> _Task brief_
Report, as a bare number, how many lines in the data contain "icon".
[Data extract Boundary: Start]
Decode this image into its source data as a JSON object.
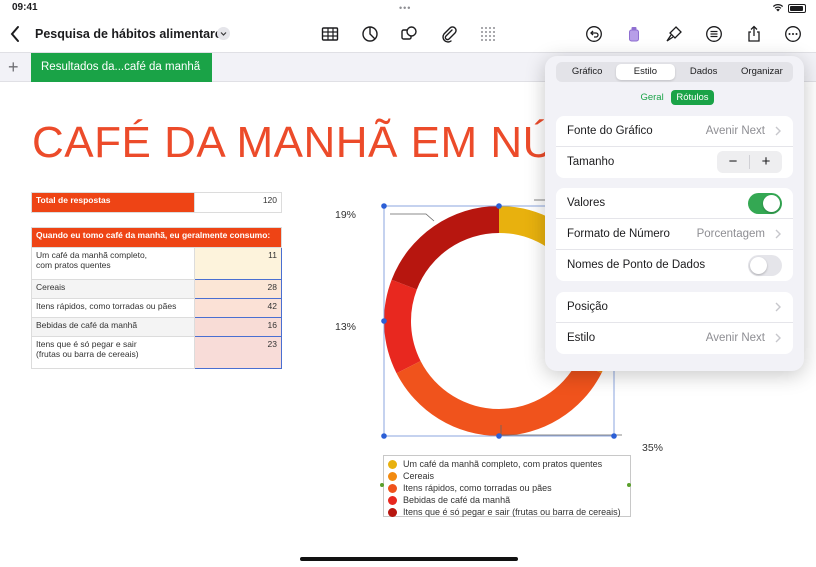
{
  "status": {
    "time": "09:41",
    "dots": "•••"
  },
  "toolbar": {
    "title": "Pesquisa de hábitos alimentares"
  },
  "sheets": {
    "active": "Resultados da...café da manhã",
    "add": "+"
  },
  "canvas": {
    "title": "CAFÉ DA MANHÃ EM NÚ"
  },
  "total_table": {
    "label": "Total de respostas",
    "value": "120"
  },
  "data_table": {
    "header": "Quando eu tomo café da manhã, eu geralmente consumo:",
    "rows": [
      {
        "label_line1": "Um café da manhã completo,",
        "label_line2": "com pratos quentes",
        "value": "11"
      },
      {
        "label_line1": "Cereais",
        "label_line2": "",
        "value": "28"
      },
      {
        "label_line1": "Itens rápidos, como torradas ou pães",
        "label_line2": "",
        "value": "42"
      },
      {
        "label_line1": "Bebidas de café da manhã",
        "label_line2": "",
        "value": "16"
      },
      {
        "label_line1": "Itens que é só pegar e sair",
        "label_line2": "(frutas ou barra de cereais)",
        "value": "23"
      }
    ]
  },
  "chart_data": {
    "type": "pie",
    "categories": [
      "Um café da manhã completo, com pratos quentes",
      "Cereais",
      "Itens rápidos, como torradas ou pães",
      "Bebidas de café da manhã",
      "Itens que é só pegar e sair (frutas ou barra de cereais)"
    ],
    "values": [
      11,
      28,
      42,
      16,
      23
    ],
    "visible_labels": [
      "19%",
      "13%",
      "35%"
    ],
    "colors": [
      "#e8b10e",
      "#f28a10",
      "#f0531c",
      "#e8281f",
      "#b7160f"
    ],
    "legend": "bottom",
    "donut": true
  },
  "popover": {
    "tabs": [
      "Gráfico",
      "Estilo",
      "Dados",
      "Organizar"
    ],
    "active_tab": "Estilo",
    "subtabs": [
      "Geral",
      "Rótulos"
    ],
    "active_subtab": "Rótulos",
    "font_label": "Fonte do Gráfico",
    "font_value": "Avenir Next",
    "size_label": "Tamanho",
    "minus": "−",
    "plus": "+",
    "values_label": "Valores",
    "values_on": true,
    "number_format_label": "Formato de Número",
    "number_format_value": "Porcentagem",
    "point_names_label": "Nomes de Ponto de Dados",
    "point_names_on": false,
    "position_label": "Posição",
    "style_label": "Estilo",
    "style_value": "Avenir Next"
  },
  "colors": {
    "accent": "#1aa347",
    "title": "#ec4b2a",
    "table_header": "#ee4415"
  }
}
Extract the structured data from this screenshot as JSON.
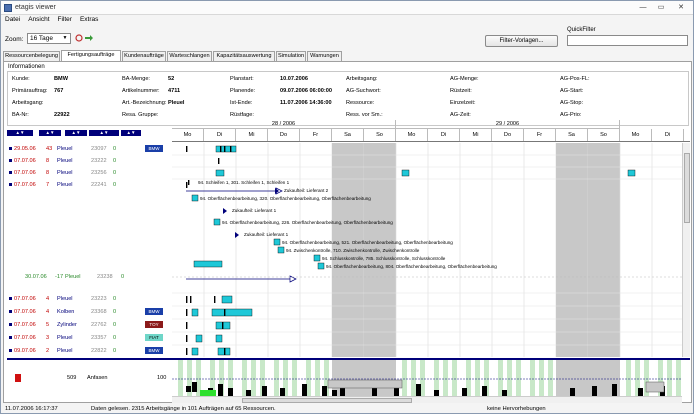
{
  "window": {
    "title": "etagis viewer",
    "min": "—",
    "max": "▭",
    "close": "✕"
  },
  "menu": [
    "Datei",
    "Ansicht",
    "Filter",
    "Extras"
  ],
  "toolbar": {
    "zoom_label": "Zoom:",
    "zoom_value": "16 Tage",
    "filter_button": "Filter-Vorlagen...",
    "quickfilter_label": "QuickFilter",
    "quickfilter_value": ""
  },
  "tabs": [
    "Ressourcenbelegung",
    "Fertigungsaufträge",
    "Kundenaufträge",
    "Warteschlangen",
    "Kapazitätsauswertung",
    "Simulation",
    "Warnungen"
  ],
  "active_tab": 1,
  "info": {
    "title": "Informationen",
    "col1": [
      {
        "label": "Kunde:",
        "value": "BMW"
      },
      {
        "label": "Primärauftrag:",
        "value": "767"
      },
      {
        "label": "Arbeitsgang:",
        "value": ""
      },
      {
        "label": "BA-Nr:",
        "value": "22922"
      }
    ],
    "col2": [
      {
        "label": "BA-Menge:",
        "value": "52"
      },
      {
        "label": "Artikelnummer:",
        "value": "4711"
      },
      {
        "label": "Art.-Bezeichnung:",
        "value": "Pleuel"
      },
      {
        "label": "Resa. Gruppe:",
        "value": ""
      }
    ],
    "col3": [
      {
        "label": "Planstart:",
        "value": "10.07.2006"
      },
      {
        "label": "Planende:",
        "value": "09.07.2006 06:00:00"
      },
      {
        "label": "Ist-Ende:",
        "value": "11.07.2006 14:36:00"
      },
      {
        "label": "Rüstfage:",
        "value": ""
      }
    ],
    "col4": [
      {
        "label": "Arbeitsgang:",
        "value": ""
      },
      {
        "label": "AG-Suchwort:",
        "value": ""
      },
      {
        "label": "Ressource:",
        "value": ""
      },
      {
        "label": "Ress. vor Sm.:",
        "value": ""
      }
    ],
    "col5": [
      {
        "label": "AG-Menge:",
        "value": ""
      },
      {
        "label": "Rüstzeit:",
        "value": ""
      },
      {
        "label": "Einzelzeit:",
        "value": ""
      },
      {
        "label": "AG-Zeit:",
        "value": ""
      }
    ],
    "col6": [
      {
        "label": "AG-Pos-FL:",
        "value": ""
      },
      {
        "label": "AG-Start:",
        "value": ""
      },
      {
        "label": "AG-Stop:",
        "value": ""
      },
      {
        "label": "AG-Prio:",
        "value": ""
      }
    ]
  },
  "col_headers": [
    "▲▼",
    "▲▼",
    "▲▼",
    "▲▼",
    "▲▼"
  ],
  "weeks": [
    "28 / 2006",
    "29 / 2006"
  ],
  "days": [
    "Mo",
    "Di",
    "Mi",
    "Do",
    "Fr",
    "Sa",
    "So",
    "Mo",
    "Di",
    "Mi",
    "Do",
    "Fr",
    "Sa",
    "So",
    "Mo",
    "Di"
  ],
  "rows": [
    {
      "date": "29.05.06",
      "qty": "43",
      "name": "Pleuel",
      "ba": "23097",
      "count": "0",
      "cust": "BMW",
      "custColor": "#1a3fa8"
    },
    {
      "date": "07.07.06",
      "qty": "8",
      "name": "Pleuel",
      "ba": "23222",
      "count": "0",
      "cust": "",
      "custColor": ""
    },
    {
      "date": "07.07.06",
      "qty": "8",
      "name": "Pleuel",
      "ba": "23256",
      "count": "0",
      "cust": "",
      "custColor": ""
    },
    {
      "date": "07.07.06",
      "qty": "7",
      "name": "Pleuel",
      "ba": "22241",
      "count": "0",
      "cust": "",
      "custColor": ""
    }
  ],
  "subrow": {
    "date": "30.07.06",
    "qty": "-17",
    "name": "Pleuel",
    "ba": "23238",
    "count": "0"
  },
  "rows2": [
    {
      "date": "07.07.06",
      "qty": "4",
      "name": "Pleuel",
      "ba": "23223",
      "count": "0",
      "cust": "",
      "custColor": ""
    },
    {
      "date": "07.07.06",
      "qty": "4",
      "name": "Kolben",
      "ba": "23368",
      "count": "0",
      "cust": "BMW",
      "custColor": "#1a3fa8"
    },
    {
      "date": "07.07.06",
      "qty": "5",
      "name": "Zylinder",
      "ba": "22762",
      "count": "0",
      "cust": "TOY",
      "custColor": "#8b1a1a"
    },
    {
      "date": "07.07.06",
      "qty": "3",
      "name": "Pleuel",
      "ba": "23357",
      "count": "0",
      "cust": "FIAT",
      "custColor": "#6fd6c8"
    },
    {
      "date": "09.07.06",
      "qty": "2",
      "name": "Pleuel",
      "ba": "22822",
      "count": "0",
      "cust": "BMW",
      "custColor": "#1a3fa8"
    }
  ],
  "ops": [
    "94. Schleifen 1, 301. Schleifen 1, Schleifen 1",
    "Zukaufteil: Lieferant 2",
    "94. Oberflächenbearbeitung, 320. Oberflächenbearbeitung, Oberflächenbearbeitung",
    "Zukaufteil: Lieferant 1",
    "94. Oberflächenbearbeitung, 226. Oberflächenbearbeitung, Oberflächenbearbeitung",
    "Zukaufteil: Lieferant 1",
    "94. Oberflächenbearbeitung, 521. Oberflächenbearbeitung, Oberflächenbearbeitung",
    "94. Zwischenkontrolle, 710. Zwischenkontrolle, Zwischenkontrolle",
    "94. Schlusskontrolle, 785. Schlusskontrolle, Schlusskontrolle",
    "94. Oberflächenbearbeitung, 804. Oberflächenbearbeitung, Oberflächenbearbeitung"
  ],
  "hist_left": {
    "num": "509",
    "label": "Anfasen",
    "max": "100"
  },
  "status": {
    "time": "11.07.2006 16:17:37",
    "msg": "Daten gelesen. 2315 Arbeitsgänge in 101 Aufträgen auf 65 Ressourcen.",
    "right": "keine Hervorhebungen"
  }
}
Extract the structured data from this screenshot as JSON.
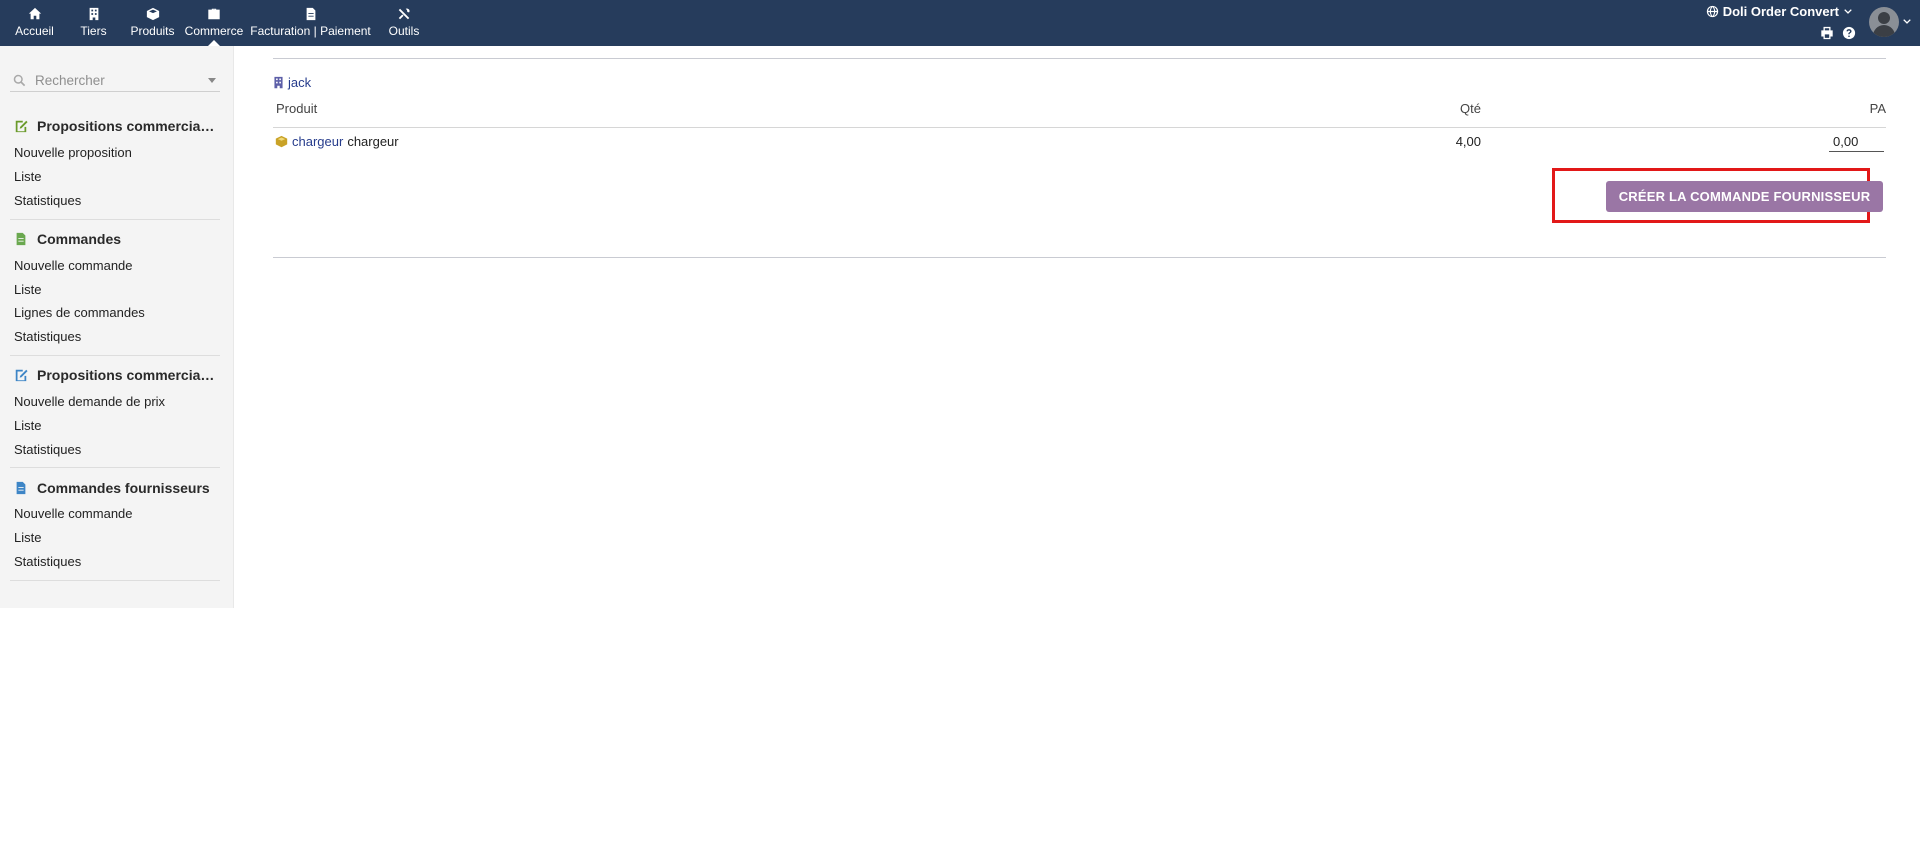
{
  "topnav": {
    "items": [
      {
        "label": "Accueil",
        "icon": "home-icon"
      },
      {
        "label": "Tiers",
        "icon": "building-icon"
      },
      {
        "label": "Produits",
        "icon": "cube-icon"
      },
      {
        "label": "Commerce",
        "icon": "briefcase-icon",
        "active": true
      },
      {
        "label": "Facturation | Paiement",
        "icon": "file-icon"
      },
      {
        "label": "Outils",
        "icon": "tools-icon"
      }
    ],
    "entity_name": "Doli Order Convert"
  },
  "sidebar": {
    "search_placeholder": "Rechercher",
    "sections": [
      {
        "title": "Propositions commerciales",
        "icon": "proposal-icon",
        "links": [
          "Nouvelle proposition",
          "Liste",
          "Statistiques"
        ]
      },
      {
        "title": "Commandes",
        "icon": "order-icon",
        "links": [
          "Nouvelle commande",
          "Liste",
          "Lignes de commandes",
          "Statistiques"
        ]
      },
      {
        "title": "Propositions commerciale ...",
        "icon": "supplier-proposal-icon",
        "links": [
          "Nouvelle demande de prix",
          "Liste",
          "Statistiques"
        ]
      },
      {
        "title": "Commandes fournisseurs",
        "icon": "supplier-order-icon",
        "links": [
          "Nouvelle commande",
          "Liste",
          "Statistiques"
        ]
      }
    ]
  },
  "main": {
    "thirdparty": "jack",
    "table": {
      "headers": {
        "product": "Produit",
        "qty": "Qté",
        "pa": "PA"
      },
      "rows": [
        {
          "ref": "chargeur",
          "label": "chargeur",
          "qty": "4,00",
          "pa": "0,00"
        }
      ]
    },
    "create_button": "CRÉER LA COMMANDE FOURNISSEUR"
  },
  "colors": {
    "topbar": "#263c5c",
    "button": "#9a76a5",
    "highlight": "#e21818",
    "link": "#263c8c"
  }
}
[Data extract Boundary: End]
> _Exercise answer_
10